The best place to look for your social media managers? It’s obvious: on the very social networks you’re trying to promote. Make an announcement via Twitter, or search out potential gurus on LinkedIn (where they’re most likely to congregate.)
Now that you’ve got your social media manager in place–or you’ve decided to tackle the job on your own–it’s time for some ultra-useful tools to make your social media management easier.
Social Mention. Social mention is a great way to track any mentions of your company’s name or product throughout social media networks–a perfect way to manage your company’s social media reputation. It functions as a search engine, but also gives a social rank score based on popularity.
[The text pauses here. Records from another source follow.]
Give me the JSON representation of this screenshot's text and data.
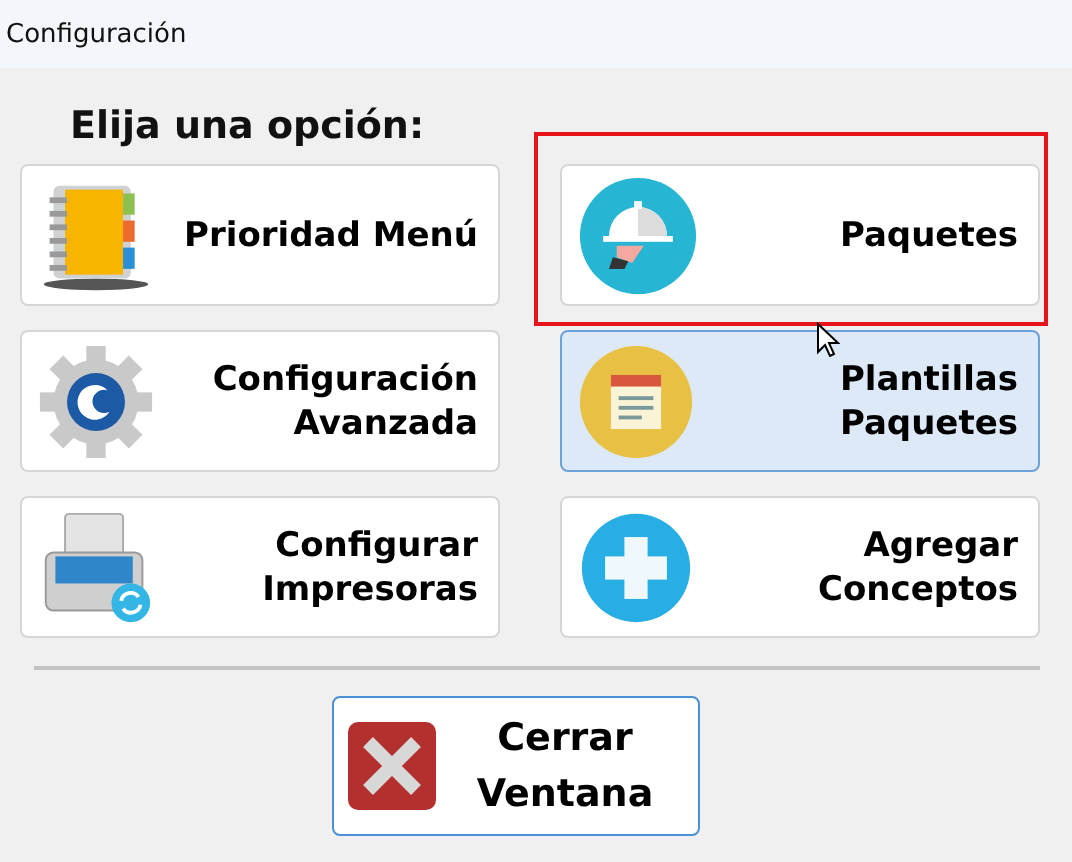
{
  "window": {
    "title": "Configuración"
  },
  "heading": "Elija una opción:",
  "options": [
    {
      "lines": [
        "Prioridad Menú"
      ],
      "focused": false,
      "highlighted": false
    },
    {
      "lines": [
        "Paquetes"
      ],
      "focused": false,
      "highlighted": true
    },
    {
      "lines": [
        "Configuración",
        "Avanzada"
      ],
      "focused": false,
      "highlighted": false
    },
    {
      "lines": [
        "Plantillas",
        "Paquetes"
      ],
      "focused": true,
      "highlighted": false
    },
    {
      "lines": [
        "Configurar",
        "Impresoras"
      ],
      "focused": false,
      "highlighted": false
    },
    {
      "lines": [
        "Agregar",
        "Conceptos"
      ],
      "focused": false,
      "highlighted": false
    }
  ],
  "close_button": {
    "lines": [
      "Cerrar",
      "Ventana"
    ]
  }
}
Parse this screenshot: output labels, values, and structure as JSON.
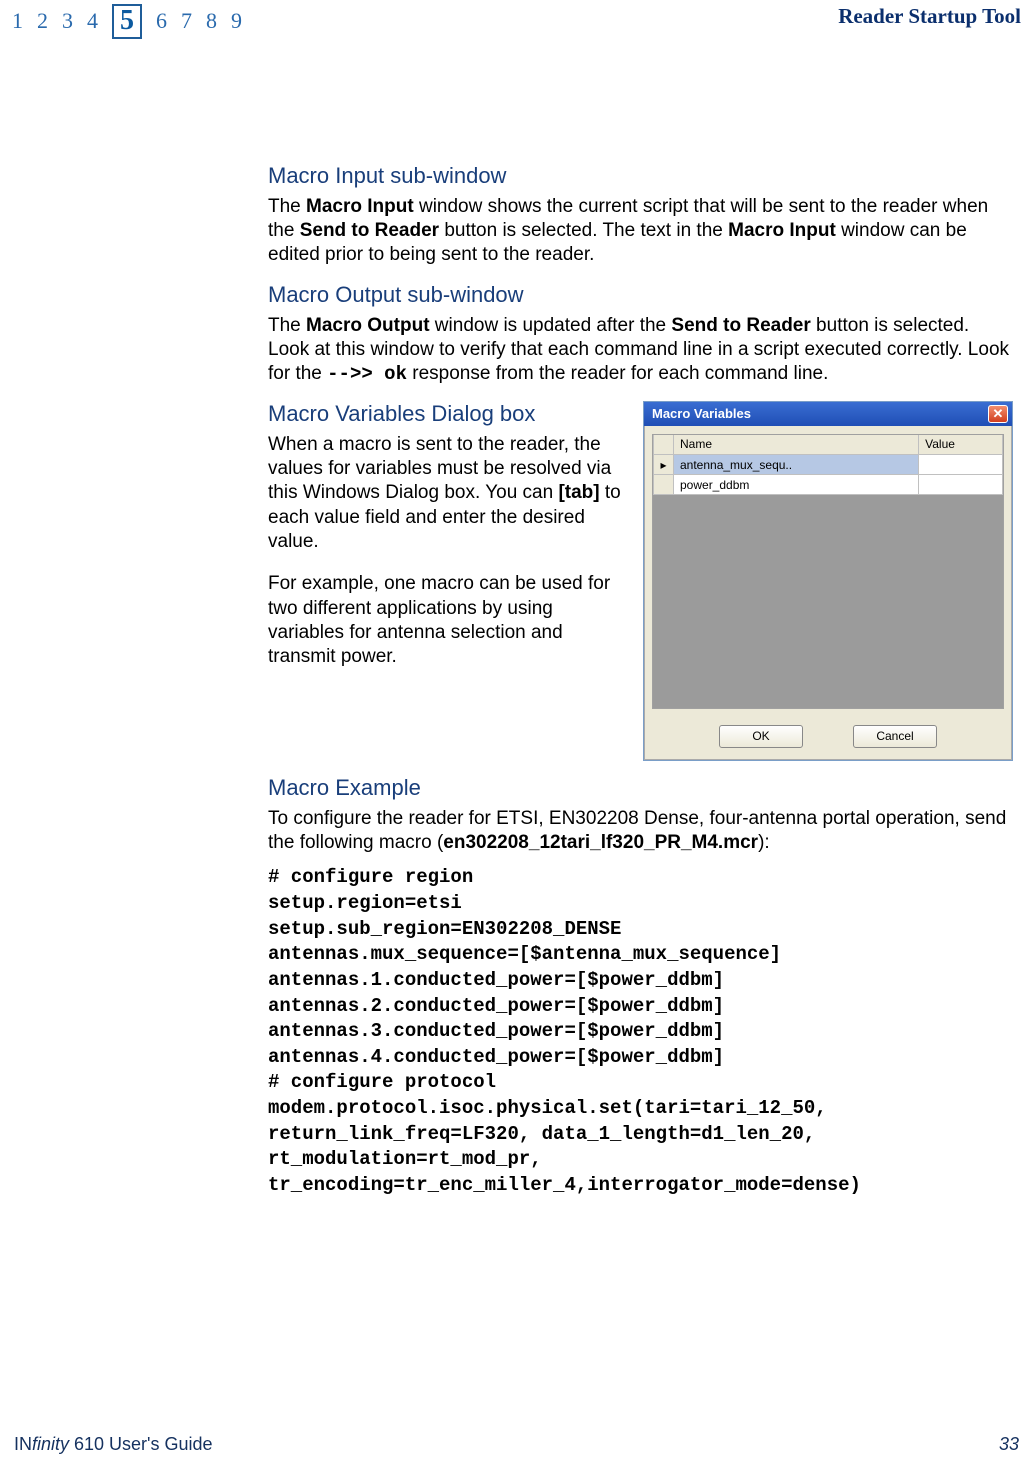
{
  "header": {
    "chapters": [
      "1",
      "2",
      "3",
      "4",
      "5",
      "6",
      "7",
      "8",
      "9"
    ],
    "current_chapter": "5",
    "section_title": "Reader Startup Tool"
  },
  "s1": {
    "heading": "Macro Input sub-window",
    "p1_a": "The ",
    "p1_b": "Macro Input",
    "p1_c": " window shows the current script that will be sent to the reader when the ",
    "p1_d": "Send to Reader",
    "p1_e": " button is selected. The text in the ",
    "p1_f": "Macro Input",
    "p1_g": " window can be edited prior to being sent to the reader."
  },
  "s2": {
    "heading": "Macro Output sub-window",
    "p1_a": "The ",
    "p1_b": "Macro Output",
    "p1_c": " window is updated after the ",
    "p1_d": "Send to Reader",
    "p1_e": " button is selected. Look at this window to verify that each command line in a script executed correctly. Look for the ",
    "p1_f": "-->> ok",
    "p1_g": " response from the reader for each command line."
  },
  "s3": {
    "heading": "Macro Variables Dialog box",
    "p1_a": "When a macro is sent to the reader, the values for variables must be resolved via this Windows Dialog box. You can ",
    "p1_b": "[tab]",
    "p1_c": " to each value field and enter the desired value.",
    "p2": "For example, one macro can be used for two different applications by using variables for antenna selection and transmit power."
  },
  "dialog": {
    "title": "Macro Variables",
    "col_name": "Name",
    "col_value": "Value",
    "rows": [
      {
        "name": "antenna_mux_sequ..",
        "value": ""
      },
      {
        "name": "power_ddbm",
        "value": ""
      }
    ],
    "ok_label": "OK",
    "cancel_label": "Cancel",
    "row_marker": "▸"
  },
  "s4": {
    "heading": "Macro Example",
    "p1_a": "To configure the reader for ETSI, EN302208 Dense, four-antenna portal operation, send the following macro (",
    "p1_b": "en302208_12tari_lf320_PR_M4.mcr",
    "p1_c": "):",
    "code": "# configure region\nsetup.region=etsi\nsetup.sub_region=EN302208_DENSE\nantennas.mux_sequence=[$antenna_mux_sequence]\nantennas.1.conducted_power=[$power_ddbm]\nantennas.2.conducted_power=[$power_ddbm]\nantennas.3.conducted_power=[$power_ddbm]\nantennas.4.conducted_power=[$power_ddbm]\n# configure protocol\nmodem.protocol.isoc.physical.set(tari=tari_12_50, return_link_freq=LF320, data_1_length=d1_len_20, rt_modulation=rt_mod_pr, tr_encoding=tr_enc_miller_4,interrogator_mode=dense)"
  },
  "footer": {
    "guide_prefix": "IN",
    "guide_italic": "finity",
    "guide_rest": " 610 User's Guide",
    "page": "33"
  }
}
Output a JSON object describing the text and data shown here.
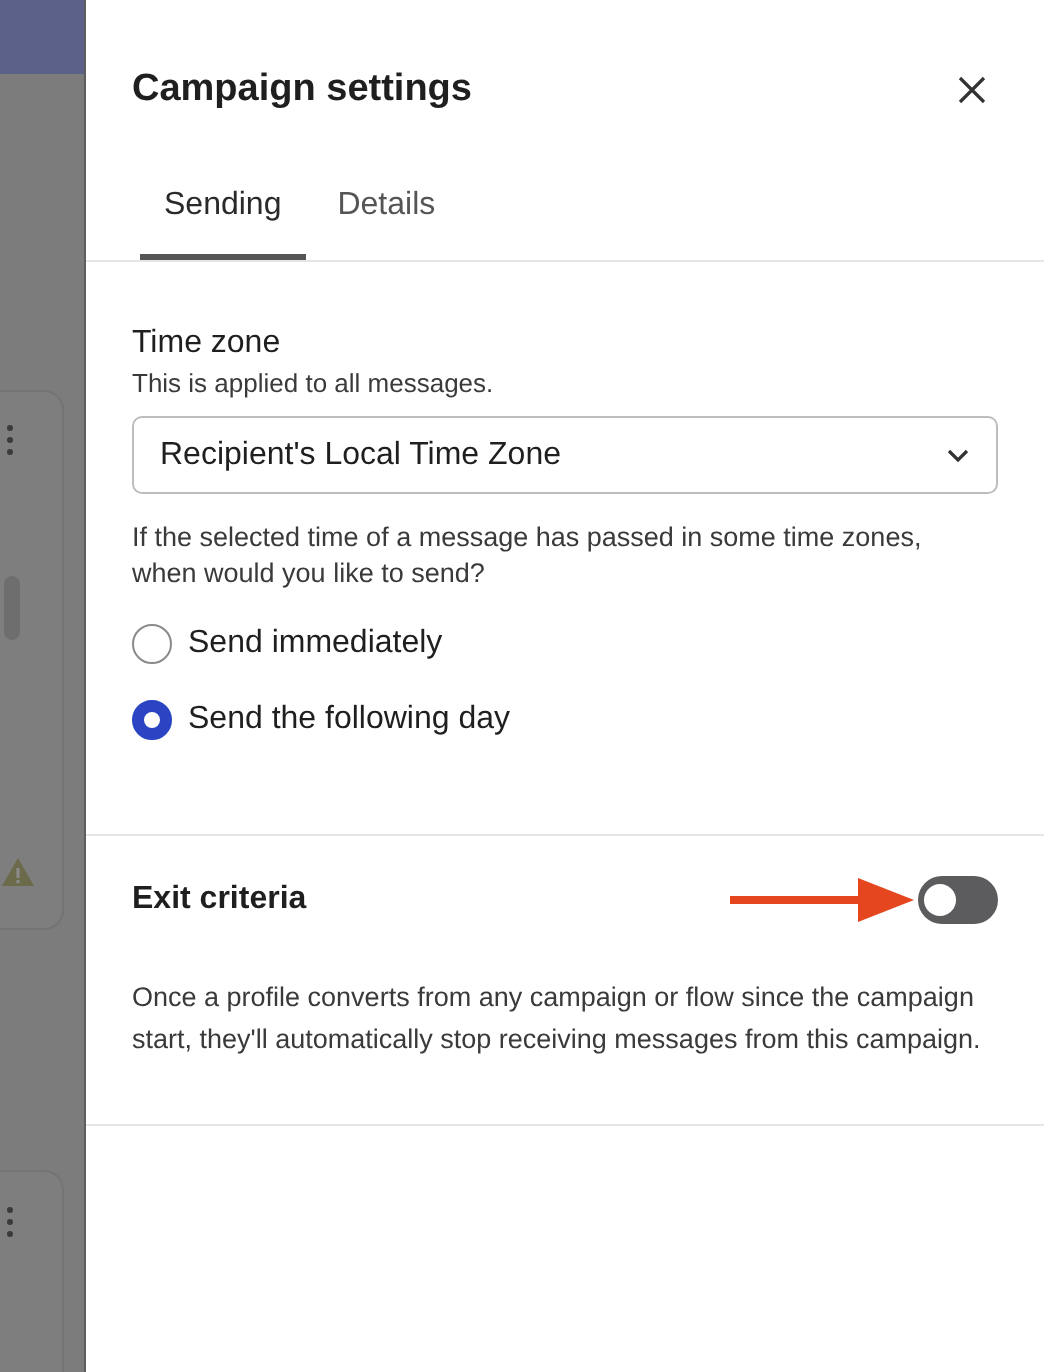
{
  "panel": {
    "title": "Campaign settings"
  },
  "tabs": [
    {
      "label": "Sending",
      "selected": true
    },
    {
      "label": "Details",
      "selected": false
    }
  ],
  "time_zone": {
    "label": "Time zone",
    "hint": "This is applied to all messages.",
    "value": "Recipient's Local Time Zone"
  },
  "send_question": "If the selected time of a message has passed in some time zones, when would you like to send?",
  "send_options": [
    {
      "label": "Send immediately",
      "selected": false
    },
    {
      "label": "Send the following day",
      "selected": true
    }
  ],
  "exit_criteria": {
    "label": "Exit criteria",
    "on": false,
    "description": "Once a profile converts from any campaign or flow since the campaign start, they'll automatically stop receiving messages from this campaign."
  }
}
The rank includes the time of the last mention, and gives you an indication of how often the term is mentioned, as well.
Facebook Insights. Facebook Insights is a tool that provides Facebook publishers with analytics about how its page is doing–in real time. With Insights, you can examine your monthly fan size growth. (Intel social media strategist Ekaterina Walter says that 10-13% monthly growth is “probably the highest organic growth number anyone can achieve.”) Other useful trackers include the average number of “likes” or comments–with these, you can “identify which discussions are of more interest to your fans”–and “unlikes.” With unlikes, it’s probably most helpful to try to pin them down to activity on your page, or certain topics. Page views and impressions are other helpful methods of tracking.
Hootsuite. Need to update a number of social media sites at once? Hootsuite is your tool, then. It’s a dashboard that displays up to five of your favorite social streams—Facebook, Twitter, WordPress, MySpace, Ping.fm, Foursquare, mixi. You can upgrade to HootSuite Pro at $5.99/month, which lets you simultaneously update an unlimited number of networks. The subscription also allows you one free limited analytics report, and the ability to add a partner.
Once you know where and when to add your social media strategy to your overall marketing plan, consider yourself an official member of the business class of 2.0.